Thinking and Acting Green, Every Month of the Year
Here are some impactful things that you can do - every month of the year - to help West St. Paul be an environmentally resilient community.
Tune Up Your Lawnmower
Breaking the lawnmower out for the first time this year? Give it a tune up to ensure it’s in top order. Check and sharpen the blade if needed to ensure efficient cutting. If you have a combustion lawnmower, be sure to check the oil, and refresh any old fuel.
If looking to get a new mower or replace your current one, look into electric options to see if one might be beneficial for your yard. This market has been growing, and battery-powered mowers are capable enough to handle most yards in town, as well as being versatile enough to be stored compact and upright in nearly any space.
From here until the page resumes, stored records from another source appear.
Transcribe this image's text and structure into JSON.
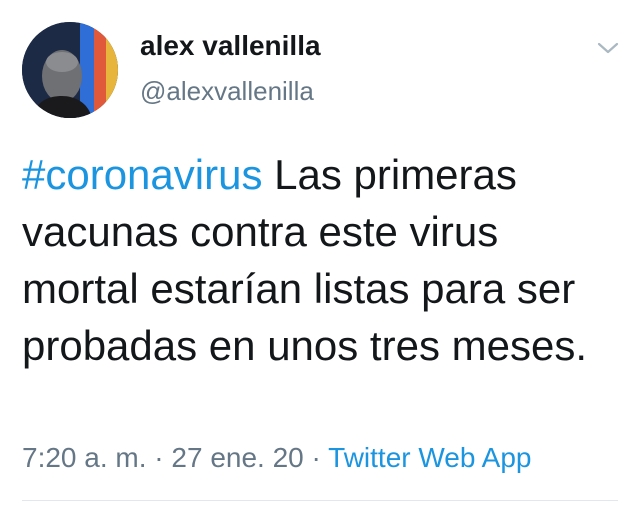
{
  "author": {
    "display_name": "alex vallenilla",
    "handle": "@alexvallenilla"
  },
  "tweet": {
    "hashtag": "#coronavirus",
    "text": " Las primeras vacunas contra este virus mortal estarían listas para ser probadas en unos tres meses."
  },
  "meta": {
    "time": "7:20 a. m.",
    "sep1": " · ",
    "date": "27 ene. 20",
    "sep2": " · ",
    "source": "Twitter Web App"
  },
  "icons": {
    "menu": "chevron-down-icon"
  },
  "colors": {
    "link": "#1b95e0",
    "secondary_text": "#657786",
    "primary_text": "#14171a"
  }
}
Walk or Bike instead of Drive
As the weather warms, get into a habit of biking or walking, even if it’s just one day of the week. Not only will you be helping the environment with less CO2 emissions, you will also be getting some sunshine and exercise.
West St. Paul has several biking trails available, including the River to River Greenway. Take a look at these maps for more details:
Other Months of the Year
Recycling & Composting
This can be a good time of the year to re-familiarize yourself with local recycling capabilities, to ensure you are recycling the right way. And although it’s January, it can be a good time to think about composting your household organic waste through Dakota County’s recycling program, held at Thompson Park.
January is a popular month for New Year’s resolutions like exercising or abstaining from alcohol. If you want your next resolution to have a positive environmental impact, consider cutting out meat or going entirely vegan for the month. It’s estimated that livestock farming accounts for 15% of global carbon emissions—that’s as much as all emissions from transportation worldwide!
Feed the Birds
Winters can take a toll on our bird community. Show them some love by leaving some seeds out for them!
Start your Gardens Early
March is an excellent time to start assembling supplies for vegetable gardens and annual flowers. Starting your plants inside can be a rewarding activity while you wait for the snow to melt, and can also help your garden be more productive with fewer pesticides once the growing season starts.
Plant Native Plants
Spring is here, which means it’s time for the growing season to start. When thinking about your balcony, porch, or yard, consider planting native, pollinator species. These types of plants will help to feed our local pollinators, giving them critical habitat.
By letting your lawn grow during the month of May, you are giving critical spring habitat to our pollinator friends, and helping your lawns have a strong start to the season.
The best thing about No Mow May is that it requires you to do absolutely nothing! Take a month off of mowing responsibilities - for the bees.
Learn more about No Mow May from the Bee City, USA website.
Pump the Heat
Can you handle the heat? By raising the temperature of your thermostat in July by even just a couple degrees, you can help lighten the load on the electric grid, which is beneficial to the environment with reduced CO2 emissions during this high energy use month.
Efficient Yard Watering
Ensuring our yards have the right amount of water for optimal growth is surprisingly complex! Take some time during the month of July to check in on the health of your yard watering system - especially if you have an in-ground system. Is your yard being watered in accordance with best practices? Watering is most efficient at dawn and dusk when plants are active and evaporation levels are low, and least efficient during the middle of the day–especially when it’s bright and sunny.
As you enjoy those final family vacations and trips up north before school starts again, now is a good time to be mindful of how you travel. Road trips with at least three people in the car are more carbon-efficient than flying. Consider driving instead of flying to your vacation destinations, and try to carpool as much as possible on long drives.
Check your furnace
Take some time this month to ensure that your furnace is ready for the winter by doing a check up on your furnace. A professional furnace inspection can not only improve your home’s indoor air quality, but also make sure that it’s running at peak efficiency before the cold months–when energy use is highest–arrive.
Adopt a Drain
Maintaining proper stormwater drainage is important to preventing our roads from being flooded during storms. The Adopt a Drain program shows you a map of all of the storm drains in your area, and allows you to ‘adopt’ them, checking up on them periodically and removing any debris that may accumulate around them.
Mulch instead of Rake
Mulching up fallen leaves with a lawnmower has many benefits for your yard, as the mulched up leaves have protective and fertilizing properties. This fall, instead of raking up, consider mulching your leaves instead.
Bring a Reusable Bag
A great way to reduce waste is to always bring reusable bags with you when you go shopping. Not only can you bring reusable bags to replace paper or plastic grocery bags, you can also bring mesh bags that can take the place of those plastic produce bags.
Some tips and tricks to remember to bring your bags with you are to pre-pack them in your vehicle, or put them in your coat pocket, purse, or other accessory bag.
Sand over Salt
When the snow starts to fall, use sand and grit instead of salt on your sidewalks and driveways. Salt is a problematic pollutant for our stormwater systems, which drain to our local ponds, lakes, and rivers. By using sand instead of salt, you help keep the chloride counts in our local water bodies down, helping their ability to support aquatic life.